Results for Out of Time

interviews

Teenage Fanclub

Few bands from the early '90s are still going strong. But Teenage Fanclub is an exception. The Scottish power pop band formed in 1989, and, for most of its existence, has maintained the same lineup: guitarists and songwriters Norman Blake, Raymond McGinley, Gerard Love and Francis McDonald. Now they're also joined by keyboardist Dave McGowan. Jim and Greg talk to the band about their roots, their longevity, and the rarity of a band having three chief songwriters. They also ask them about the recording and reception of Bandwagonesque, the band's third record and the one that brought Teenage Fanclub its first taste of success in the States. In fact, Spin Magazine voted Bandwagonesque the #1 album of 1991 - favoring it over Nirvana's Nevermind, R.E.M.'s Out of Time and My Bloody Valentine's Loveless.
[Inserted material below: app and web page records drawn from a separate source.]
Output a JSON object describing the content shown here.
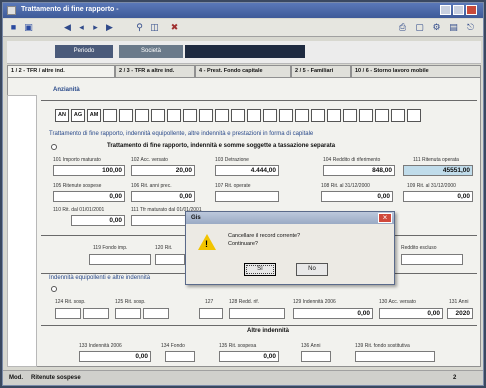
{
  "window": {
    "title": "Trattamento di fine rapporto - ",
    "colors": {
      "titlebar": "#3e5a98",
      "accent": "#2a4a8a",
      "dialog_close": "#d0483a",
      "highlight_field": "#c0dcea"
    }
  },
  "toolbar": {
    "icons": [
      "save-icon",
      "disk-icon",
      "first-record-icon",
      "prev-icon",
      "next-icon",
      "last-icon",
      "search-icon",
      "print-icon"
    ]
  },
  "header": {
    "periodo_label": "Periodo",
    "societa_label": "Società",
    "societa_value": ""
  },
  "tabs": [
    {
      "label": "1 / 2 - TFR / altre ind."
    },
    {
      "label": "2 / 3 - TFR a altre ind."
    },
    {
      "label": "4 - Prest. Fondo capitale"
    },
    {
      "label": "2 / 5 - Familiari"
    },
    {
      "label": "10 / 6 - Storno lavoro mobile"
    }
  ],
  "section1": {
    "title": "Anzianità",
    "boxes": [
      "AN",
      "AG",
      "AM",
      "",
      "",
      "",
      "",
      "",
      "",
      "",
      "",
      "",
      "",
      "",
      "",
      "",
      "",
      "",
      "",
      "",
      "",
      "",
      ""
    ]
  },
  "section2": {
    "title": "Trattamento di fine rapporto, indennità equipollente, altre indennità e prestazioni in forma di capitale",
    "subtitle": "Trattamento di fine rapporto, indennità e somme soggette a tassazione separata",
    "row1": {
      "labels": [
        "101 Importo maturato",
        "102 Acc. versato",
        "103 Detrazione",
        "104 Reddito di riferimento",
        "111 Ritenuta operata"
      ],
      "values": [
        "100,00",
        "20,00",
        "4.444,00",
        "848,00",
        "45551,00"
      ]
    },
    "row2": {
      "labels": [
        "105 Ritenute sospese",
        "106 Rit. anni prec.",
        "107 Rit. operate",
        "108 Rit. al 31/12/2000",
        "109 Rit. al 31/12/2000"
      ],
      "values": [
        "0,00",
        "0,00",
        "",
        "0,00",
        "0,00"
      ]
    },
    "row3": {
      "labels": [
        "110 Rit. dal 01/01/2001",
        "111 Tfr maturato dal 01/01/2001"
      ],
      "values": [
        "0,00",
        ""
      ]
    },
    "row4": {
      "labels": [
        "119 Fondo imp.",
        "120 Rit.",
        "",
        "Reddito escluso"
      ],
      "values": [
        "",
        "",
        "",
        ""
      ]
    }
  },
  "section3": {
    "title": "Indennità equipollenti e altre indennità",
    "labels": [
      "124 Rit. sosp.",
      "125 Rit. sosp.",
      "127",
      "128 Redd. rif.",
      "129 Indennità 2006",
      "130 Acc. versato",
      "131 Anni"
    ],
    "values": [
      "",
      "",
      "",
      "",
      "0,00",
      "0,00",
      "2020"
    ]
  },
  "section4": {
    "title": "Altre indennità",
    "labels": [
      "133 Indennità 2006",
      "134 Fondo",
      "135 Rit. sospesa",
      "136 Anni",
      "139 Rit. fondo sostitutiva"
    ],
    "values": [
      "0,00",
      "",
      "0,00",
      "",
      ""
    ]
  },
  "dialog": {
    "title": "Gis",
    "message_line1": "Cancellare il record corrente?",
    "message_line2": "Continuare?",
    "ok_label": "Sì",
    "no_label": "No"
  },
  "statusbar": {
    "field1": "Mod.",
    "field2": "Ritenute sospese",
    "field3": "2"
  }
}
While in the Sound Opinions studio, Teenage Fanclub performs songs from its new album Shadows, plus an oldie from 1995's Grand Prix.

Go to episode 260
specials

R.E.M.

After over three decades, R.E.M. announced it was breaking up a couple of weeks ago. So during this episode Jim and Greg look back at its career highlights and lowlights, and discuss its legacy in the years to come. R.E.M., along with U2, is unique among bands from the indie rock '80s. It not only achieved career longevity, but, for better or worse, skyrocketed to arena status. Jim and Greg also have a unique relationship with the Athens, GA musicians. Both remember covering the band as mere fanzine writers, maturing as critics the same time R.E.M. was as a band.

Greg talks in-depth about R.E.M.'s I.R.S. years with landmark albums like Murmur and Fables of the Reconstruction. His favorite track from this 1st era is "Pretty Persuasion" from Reckoning in 1983. Jim goes on to discuss its transition to a major label. Their Warner releases Green, Out of Time and Automatic for the People didn't let their loyal fans down. But, things fell off after that. Greg makes an argument for New Adventures in Hi-Fi from 1996, and both critics agree that drummer Bill Berry's departure marked a great loss in terms of sound and connection. But when it comes to R.E.M.'s legacy, they're sure new generations of listeners will focus on the good years, rather than the bad. And its model of building grassroots fans that transitioned with them from label to label, club to arena is one new indie bands would be wise to follow.

Go to episode 306